Abstract. Local cohomology is an algebraic analogue of local (co)homology from Topology. While in Topology local cohomology is used to test if a space is locally euclidean near a point, algebraically it arises as obstruction to extending sections of a sheaf. Originally defined by Grothendieck in 1961, the theory has found many applications in Algebraic Geometry and Commutative Algebra. The goal of this minicourse is to give an overview of the basic theory of local cohomology. After motivating the theory and understanding definitions, we'll discuss about injective modules and Koszul complexes which we'll use to compute some local cohomology modules. Then we'll see some applications to Geometry and Connectedness results like the Fulton-Hansen theorem.
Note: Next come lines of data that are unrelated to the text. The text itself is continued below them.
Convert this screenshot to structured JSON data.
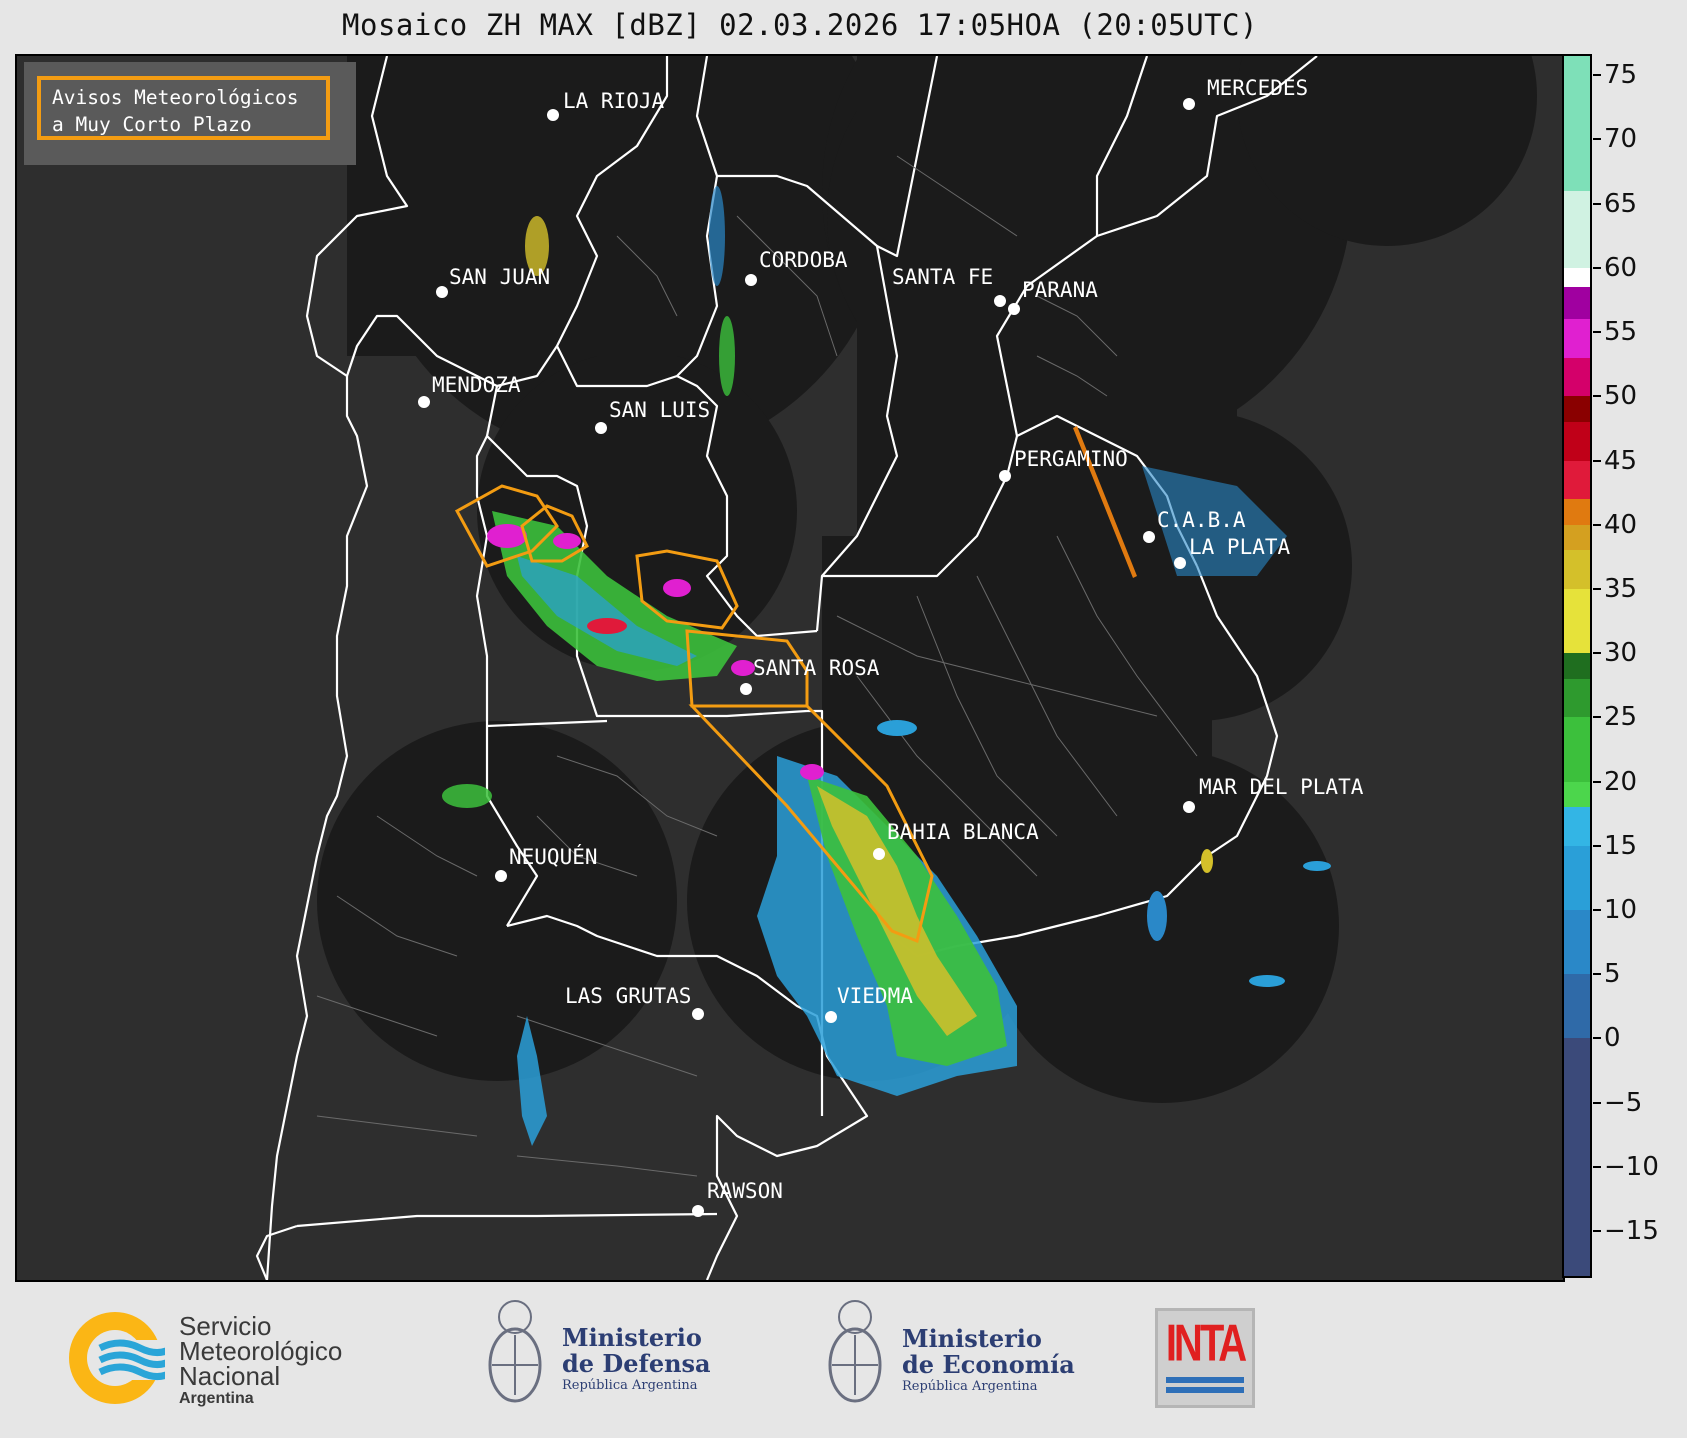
{
  "title": "Mosaico ZH MAX [dBZ] 02.03.2026 17:05HOA (20:05UTC)",
  "legend": {
    "line1": "Avisos Meteorológicos",
    "line2": "a Muy Corto Plazo",
    "border_color": "#f39c12"
  },
  "cities": [
    "LA RIOJA",
    "SAN JUAN",
    "CORDOBA",
    "SANTA FE",
    "PARANA",
    "MERCEDES",
    "MENDOZA",
    "SAN LUIS",
    "PERGAMINO",
    "C.A.B.A",
    "LA PLATA",
    "SANTA ROSA",
    "MAR DEL PLATA",
    "BAHIA BLANCA",
    "NEUQUÉN",
    "LAS GRUTAS",
    "VIEDMA",
    "RAWSON"
  ],
  "colorbar": {
    "unit": "dBZ",
    "ticks": [
      "75",
      "70",
      "65",
      "60",
      "55",
      "50",
      "45",
      "40",
      "35",
      "30",
      "25",
      "20",
      "15",
      "10",
      "5",
      "0",
      "−5",
      "−10",
      "−15"
    ],
    "range": [
      -18.5,
      76.5
    ],
    "stops": [
      {
        "from": -18.5,
        "to": 0,
        "color": "#3b4a7a"
      },
      {
        "from": 0,
        "to": 5,
        "color": "#2f6aa8"
      },
      {
        "from": 5,
        "to": 10,
        "color": "#2a88c8"
      },
      {
        "from": 10,
        "to": 15,
        "color": "#2a9fd8"
      },
      {
        "from": 15,
        "to": 18,
        "color": "#33b5e5"
      },
      {
        "from": 18,
        "to": 20,
        "color": "#4cd64c"
      },
      {
        "from": 20,
        "to": 25,
        "color": "#3cc03c"
      },
      {
        "from": 25,
        "to": 28,
        "color": "#2e9a2e"
      },
      {
        "from": 28,
        "to": 30,
        "color": "#1f6e1f"
      },
      {
        "from": 30,
        "to": 35,
        "color": "#e6e23a"
      },
      {
        "from": 35,
        "to": 38,
        "color": "#d4c02a"
      },
      {
        "from": 38,
        "to": 40,
        "color": "#d4a020"
      },
      {
        "from": 40,
        "to": 42,
        "color": "#e07a10"
      },
      {
        "from": 42,
        "to": 45,
        "color": "#e01a3a"
      },
      {
        "from": 45,
        "to": 48,
        "color": "#c00018"
      },
      {
        "from": 48,
        "to": 50,
        "color": "#8a0000"
      },
      {
        "from": 50,
        "to": 53,
        "color": "#d4006a"
      },
      {
        "from": 53,
        "to": 56,
        "color": "#e020d0"
      },
      {
        "from": 56,
        "to": 58.5,
        "color": "#a000a0"
      },
      {
        "from": 58.5,
        "to": 60,
        "color": "#ffffff"
      },
      {
        "from": 60,
        "to": 66,
        "color": "#d0f2e2"
      },
      {
        "from": 66,
        "to": 76.5,
        "color": "#7ee0b8"
      }
    ]
  },
  "footer": {
    "smn_line1": "Servicio",
    "smn_line2": "Meteorológico",
    "smn_line3": "Nacional",
    "smn_line4": "Argentina",
    "defensa_line1": "Ministerio",
    "defensa_line2": "de Defensa",
    "defensa_line3": "República Argentina",
    "economia_line1": "Ministerio",
    "economia_line2": "de Economía",
    "economia_line3": "República Argentina",
    "inta": "INTA"
  }
}
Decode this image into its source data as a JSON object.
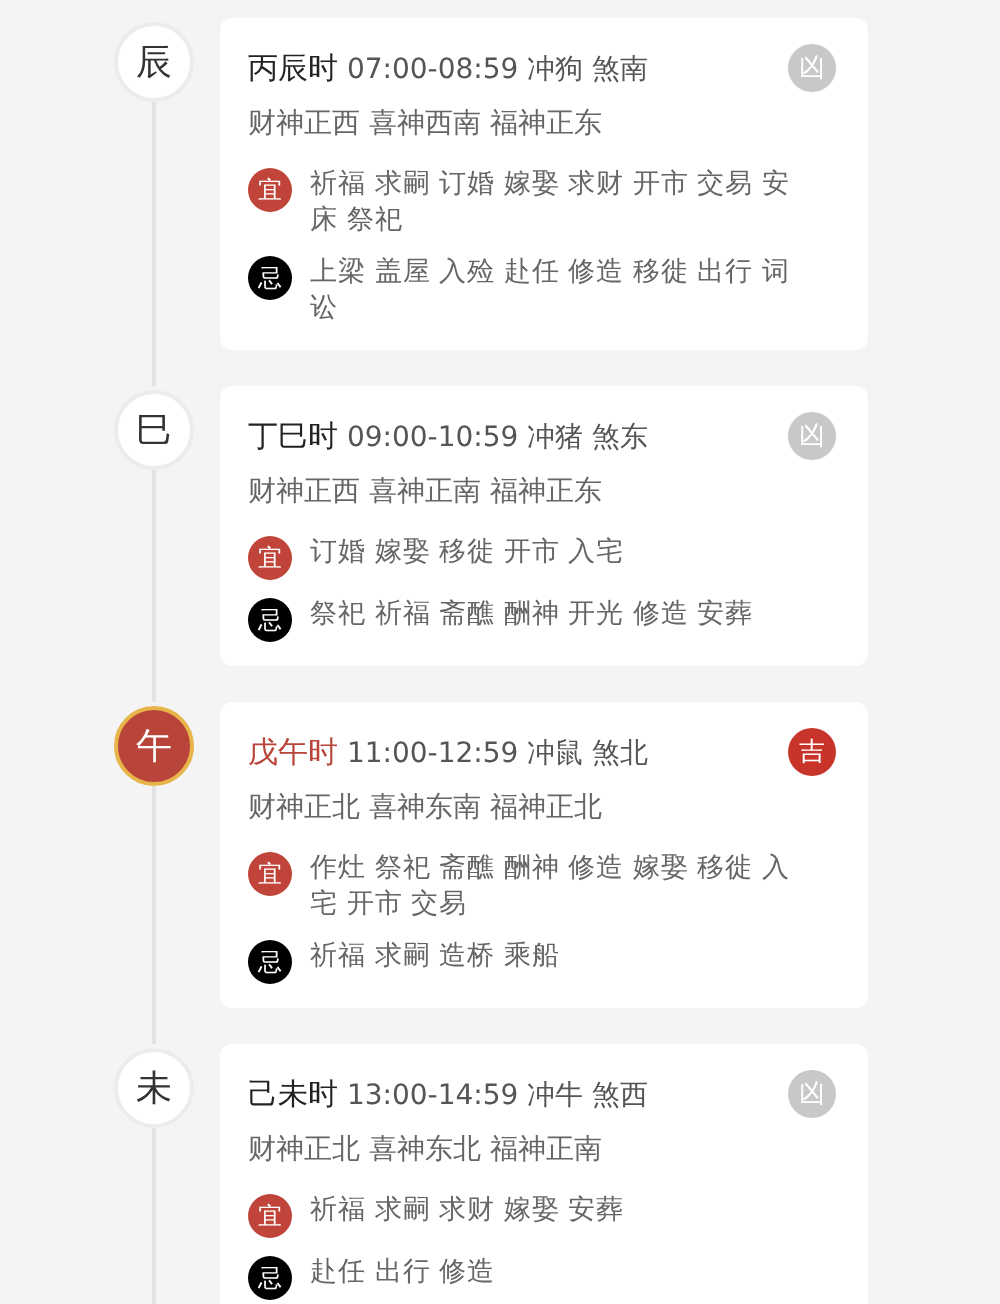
{
  "hours": [
    {
      "branch": "辰",
      "selected": false,
      "name": "丙辰时",
      "info": "07:00-08:59 冲狗 煞南",
      "gods": "财神正西 喜神西南 福神正东",
      "luck": {
        "label": "凶",
        "kind": "bad"
      },
      "yi": {
        "label": "宜",
        "text": "祈福 求嗣 订婚 嫁娶 求财 开市 交易 安床 祭祀"
      },
      "ji": {
        "label": "忌",
        "text": "上梁 盖屋 入殓 赴任 修造 移徙 出行 词讼"
      }
    },
    {
      "branch": "巳",
      "selected": false,
      "name": "丁巳时",
      "info": "09:00-10:59 冲猪 煞东",
      "gods": "财神正西 喜神正南 福神正东",
      "luck": {
        "label": "凶",
        "kind": "bad"
      },
      "yi": {
        "label": "宜",
        "text": "订婚 嫁娶 移徙 开市 入宅"
      },
      "ji": {
        "label": "忌",
        "text": "祭祀 祈福 斋醮 酬神 开光 修造 安葬"
      }
    },
    {
      "branch": "午",
      "selected": true,
      "name": "戊午时",
      "info": "11:00-12:59 冲鼠 煞北",
      "gods": "财神正北 喜神东南 福神正北",
      "luck": {
        "label": "吉",
        "kind": "good"
      },
      "yi": {
        "label": "宜",
        "text": "作灶 祭祀 斋醮 酬神 修造 嫁娶 移徙 入宅 开市 交易"
      },
      "ji": {
        "label": "忌",
        "text": "祈福 求嗣 造桥 乘船"
      }
    },
    {
      "branch": "未",
      "selected": false,
      "name": "己未时",
      "info": "13:00-14:59 冲牛 煞西",
      "gods": "财神正北 喜神东北 福神正南",
      "luck": {
        "label": "凶",
        "kind": "bad"
      },
      "yi": {
        "label": "宜",
        "text": "祈福 求嗣 求财 嫁娶 安葬"
      },
      "ji": {
        "label": "忌",
        "text": "赴任 出行 修造"
      }
    }
  ]
}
Time permitting, we'll talk about Gorenstein rings, Matlis duality and local duality.

Pre-requisites: Basic Commutative Algebra (Math 614), some familiarity with regular sequences, depth, Ext and Tor.

Intersection theory Nancy Wang July 27 – July 31 (M–F) 1–2:30 PDF

Abstract. This minicourse is an introduction to intersection theory. We will attempt to motivate intersection theory whenever we can- to the best of our limited knowledge and understanding- and discuss intersection products as in Fulton's Intersection Theory. This will be about half of the time. In the remaining half, we'll discuss some enumerative applications of intersection theory.

Familiarity with Weil and Cartier divisors will be assumed. Familiarity with intersection numbers in general (i.e intersecting by Cartier divisors on proper varieties) or with intersection numbers for curves on a smooth projective surface (as in Hartshorne Ch 5) will be useful for motivation, but not required.

Representation theory of finite-dimensional algebras Will Dana August 3 – August 7 (M–F) 2–3

Abstract. Finiteness is generally a very helpful property, and we should expect that the study of finite-dimensional algebras over a field and their finitely-generated modules is no exception. This particular discipline of representation theory is broadly relevant, subsuming the representation theory of finite groups (through group algebras) as well as the problem of classifying possible behaviors of diagrams of linear maps (through path algebras of quivers). However, in this level of generality, the nice property of semisimplicity fails: a representation may not be a direct sum of simple ones. Then a key question is: what degree of control over the ramifications of the failure of semisimplicity do we get from the aforementioned finiteness?

In the 70s, Auslander and Reiten uncovered a great deal of subtle structure inherent in the representation theory of finite-dimensional algebras. In this course, we'll look at the underpinnings of this structure, using the Auslander-Reiten transform (which allows us to construct new indecomposable representations from old ones) and almost split sequences (which are like split exact sequences, except just barely not). We'll conclude by discussing the first Brauer-Thrall (no-longer-a-)conjecture, which states an important dichotomy: either there are finitely many indecomposable representations, or there are indecomposable representations of arbitrarily large dimension.

Introduction to stable homotopy theory Jack Carlisle August 10 – August 14 (M–F) 11–12

Abstract. Stable homotopy theory is the study of generalized (co)homology theories, such as singular (co)homology, K theory, and cobordism. Generalized cohomology theories are represented by objects called spectra, which simultaneously resemble topological spaces and (chain complexes of) abelian groups. We will develop the theory of spectra from the ground up, focusing on examples and calculations. After covering the basics, we will cover a variety of topics in stable homotopy theory such as

  • - Complex orientations and formal group laws
  • - Operads and Infinite loop space theory
  • - Equivariant stable homotopy theory
I will modify the topics covered according to the interests of the attendees.

Prerequisites: The fundamental group and singular (co)homology. Experience with homological algebra will be useful, but not necessary.

Harmonic analysis on p-adic reductive groups Yiwang Chen August 17 – August 21 (M–F)


The 2019, 2018, 2017, and 2016 schedules and abstracts are still available.